Louisiana has always held a special place in my heart. Moss-covered magnolias, the piercing sound of cicadas on sweltering Summer days. The food —distinct in its own Creole and Cajun evolution that defies the American meat and potatoes idiom and instead utilizes fertile swampland for an array of dishes, from court bouillon to crawfish.
The music? Oh the music… Zydeco, brass bands and Southern soul music carve their own unique sounds into your consciousness that causes smiles from ear to ear and beckons you to wear out the soles of your shoes dancing. Music so good that it can make you forget it’s so hot outside that even the windows, covered in condensation seem to sweat. Let Eddie Bo or Clifton Chenier or Trombone Shorty make you sway like the Cajun Pied Pipers they are and if only for just a moment, forget your worries in a world unlike any other.

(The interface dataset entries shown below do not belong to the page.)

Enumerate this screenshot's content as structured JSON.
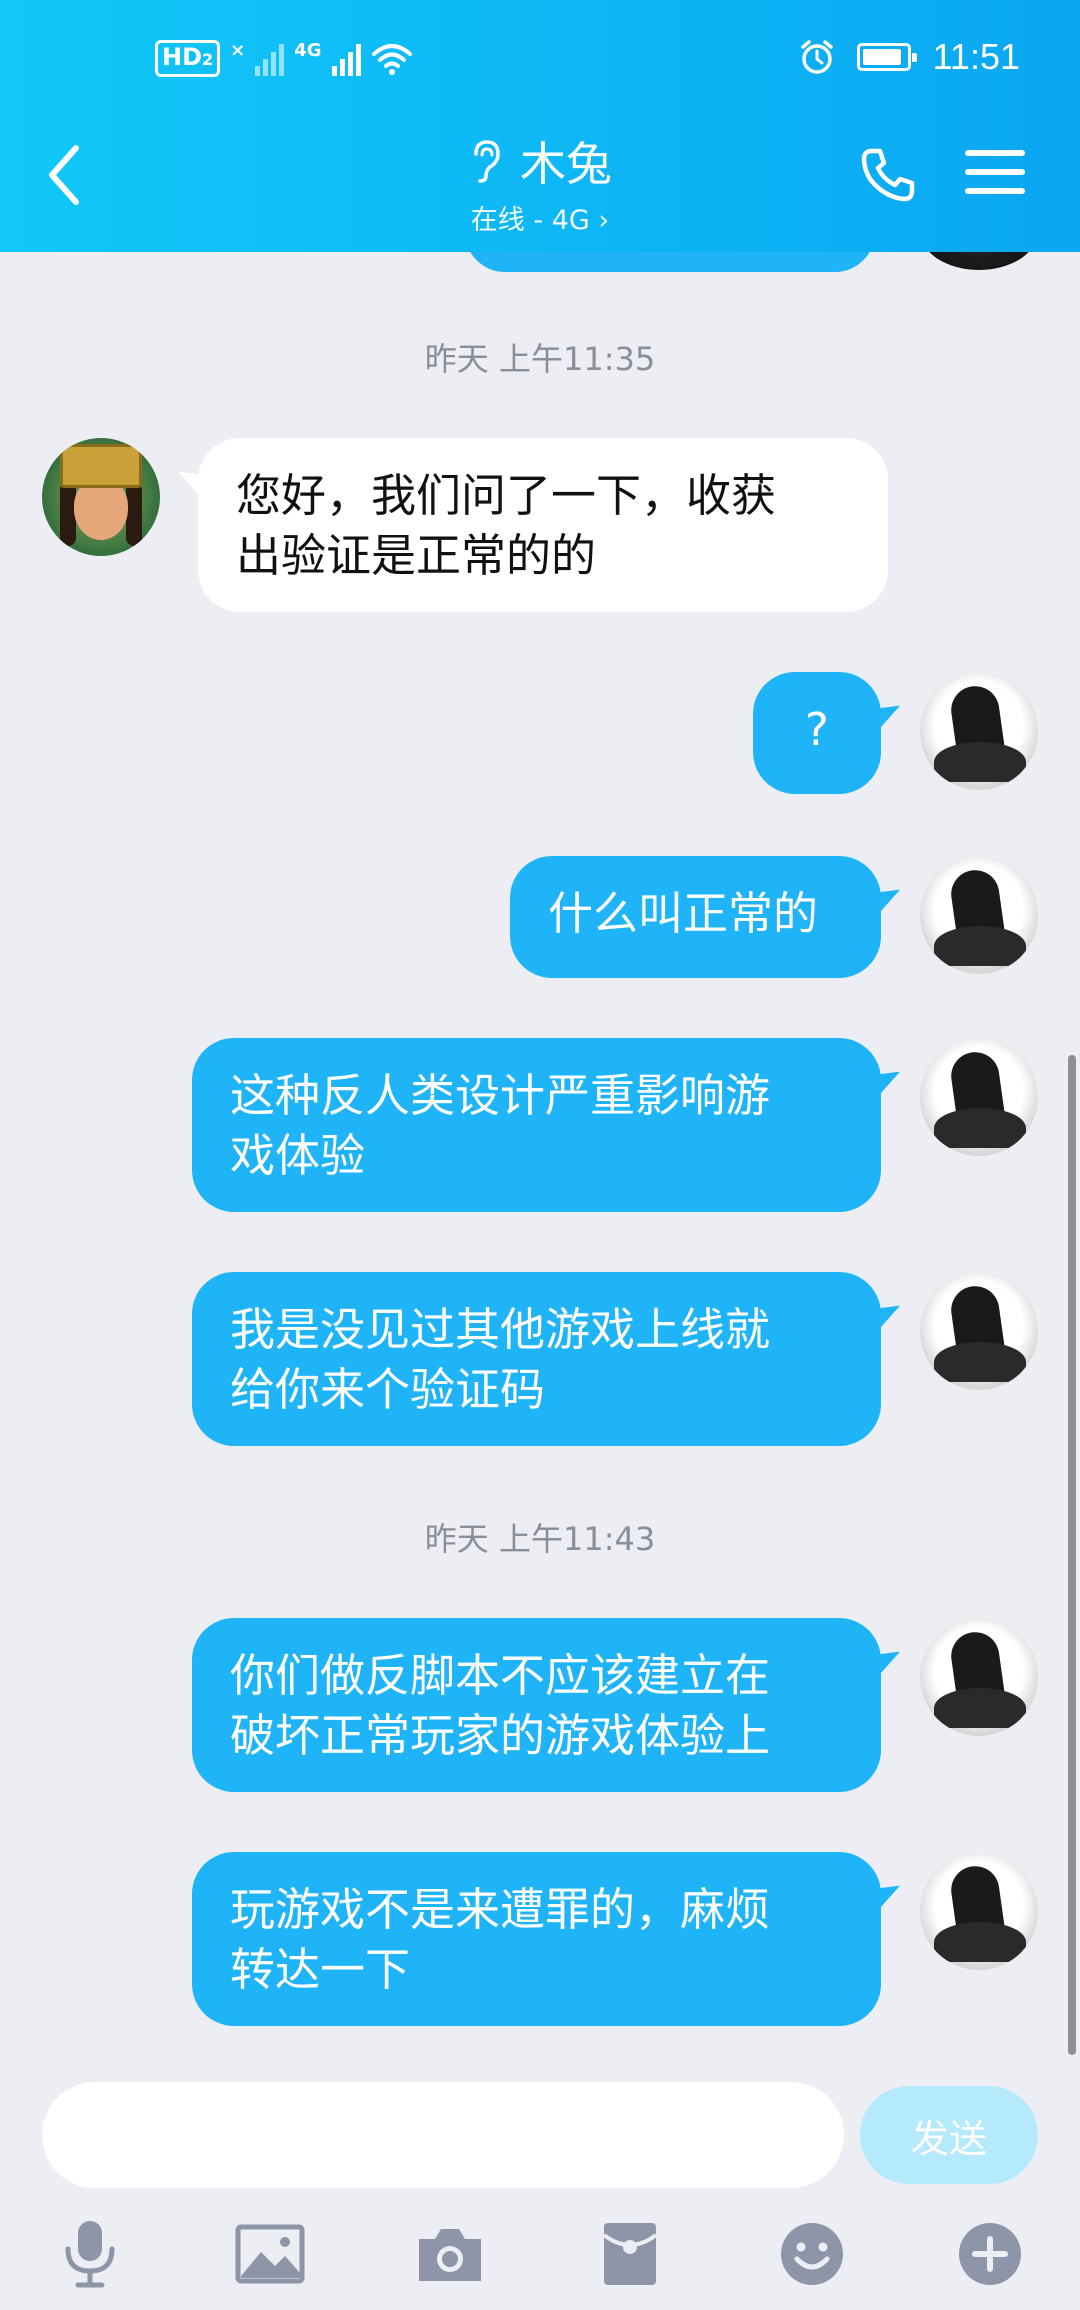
{
  "status_bar": {
    "hd_label": "HD",
    "hd_sub": "2",
    "sim1_label": "×",
    "sim2_label": "4G",
    "time": "11:51"
  },
  "header": {
    "title": "木兔",
    "subtitle": "在线 - 4G ›",
    "icons": [
      "back-arrow-icon",
      "ear-icon",
      "phone-icon",
      "menu-icon"
    ]
  },
  "chat": {
    "timestamps": [
      "昨天 上午11:35",
      "昨天 上午11:43"
    ],
    "messages": [
      {
        "sender": "other",
        "text": "您好，我们问了一下，收获\n出验证是正常的的"
      },
      {
        "sender": "me",
        "text": "?"
      },
      {
        "sender": "me",
        "text": "什么叫正常的"
      },
      {
        "sender": "me",
        "text": "这种反人类设计严重影响游\n戏体验"
      },
      {
        "sender": "me",
        "text": "我是没见过其他游戏上线就\n给你来个验证码"
      },
      {
        "sender": "me",
        "text": "你们做反脚本不应该建立在\n破坏正常玩家的游戏体验上"
      },
      {
        "sender": "me",
        "text": "玩游戏不是来遭罪的，麻烦\n转达一下"
      }
    ]
  },
  "input": {
    "value": "",
    "send_label": "发送"
  },
  "toolbar": {
    "icons": [
      "microphone-icon",
      "image-icon",
      "camera-icon",
      "red-packet-icon",
      "emoji-icon",
      "plus-icon"
    ]
  },
  "colors": {
    "header_start": "#11c8f8",
    "header_end": "#0aa7f2",
    "outgoing_bubble": "#1fb4f7",
    "incoming_bubble": "#ffffff",
    "background": "#eceef4",
    "toolbar_icon": "#8f95a8"
  },
  "battery_level": 0.9
}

The people, much like my fellow Texans, take great pride in their heritage and can sometimes appear abrasive by those not well acquainted with local customs. The hue of hot and humid weather and thick-as-molasses accents generally wears away and the salt of the earth charm and southern hospitality generally wins over all visitors in due time.
I am the result of Cajun Diaspora, my mother’s family drifted westward during the depression, chasing employment in the oil boom of East Texas, an area where many of my relatives remain to this day. My grandfather still runs crab traps off the side of his boat dock on the Neches River in Port Arthur and when my family gets together for boils, there are few things in life I relish more. Sitting at a picnic table in the shade, picking apart crabs, knocking back copious amounts of Lone Star or Pearl and talking with my uncle about how many redfish he caught —likely illegally, the last week as the sound of cars driving over the Rainbow Bridge far above remind me I’m still in Texas, if just barely.
To visit Louisiana for me is to see, smell and hear the things that shaped my family and influenced in a large part who I am today. The reason the occasional long drawl slides out of my mouth if I’ve had a couple drinks without warning. The reason I can’t fathom not living near the water and the reason I scoff at Tabasco and reach for the Crystal hot sauce instead.
Last week, I pulled a 48 hour jaunt through the lower half of the state, looking for signs of the cultural cloth that I was cut from. A hajj of sorts, a pilgrimage that took my father and me from Lake Charles to the proverbial Mecca that is New Orleans.
Here are some photos from the journey.